No question, the number of new COVID-19 cases has been spiking in Virginia in recent weeks, with today’s statistics showing record 1-Day, 2-Day, 3-Day, and 10-Day highs in new cases since the pandemic began back in March. That’s bad news, for sure. Fortunately, there’s also (relatively) good news, which – as you can see from the following two graphs (cumulative hospitalizations/cumulative cases and cumulative deaths/cumulative cases), the percentages of cumulative hospitalizations and cumulative deaths compared to COVID-19 cumulative cases has been declining.
- The percent of cumulative hospitalizations/cumulative cases was at 20.2% on March 19, around 15%-16% for most of April, falling to 10% by the end of May, to <9% by late July, to about 8% by late August, to about 7.5% by late September, to 7.0% by the end of October, and to just 6.4% now. So that’s a massive improvement in terms of the proportion of people testing positive for COVID-19 ending up in the hospital.
- Looking at the percent of cumulative deaths/cumulative cases, that started out at around 2%-3% in March and early April, rose to about 3.5% for a while, then fell below 3% in early June and generally kept falling slowly, to 1.8% now…which is about half the rate we were seeing in May.

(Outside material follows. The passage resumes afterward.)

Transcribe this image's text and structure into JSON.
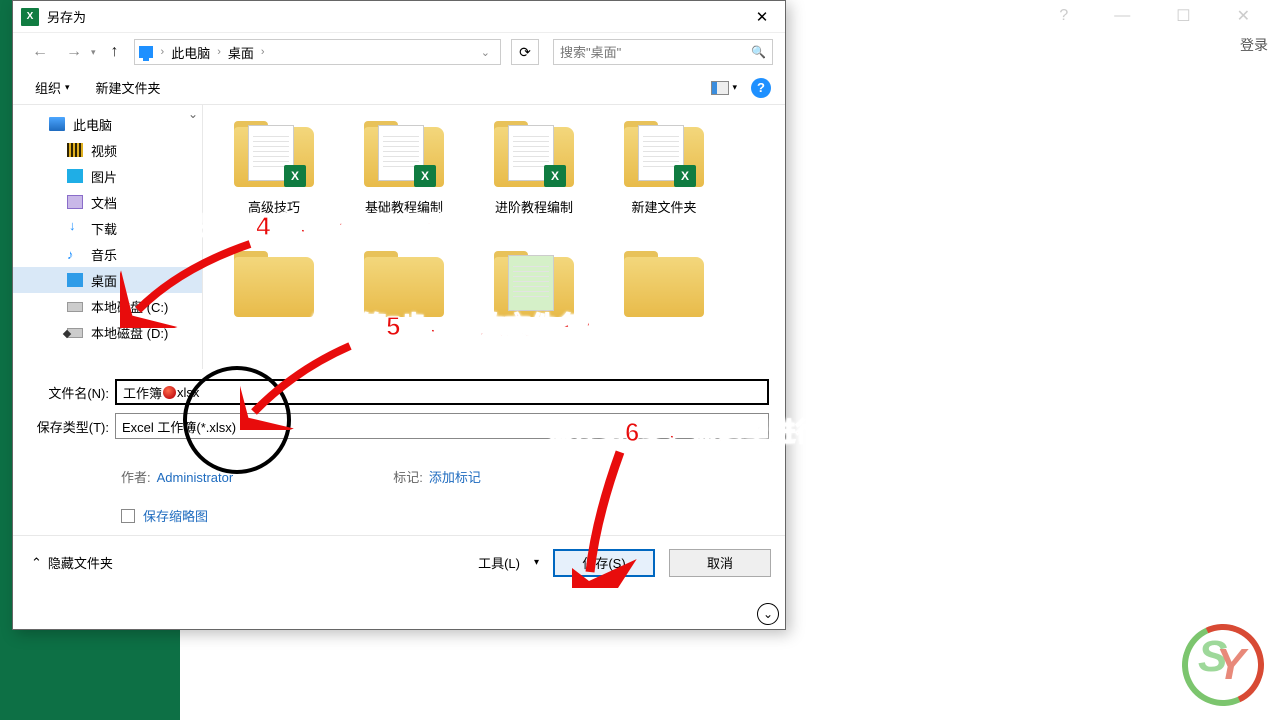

- Finally, some more bad news, which is that if you ARE hospitalized for COVID-19, your chances of dying don’t appear to have improved since June…about 28%-30% (cumulative deaths/cumulative hospitalizations). Which is somewhat surprising, at least to me, as I had thought we’d gotten better at treating COVID-19 patients in the hospital. I mean, maybe we have, and maybe something else is going on? Thoughts?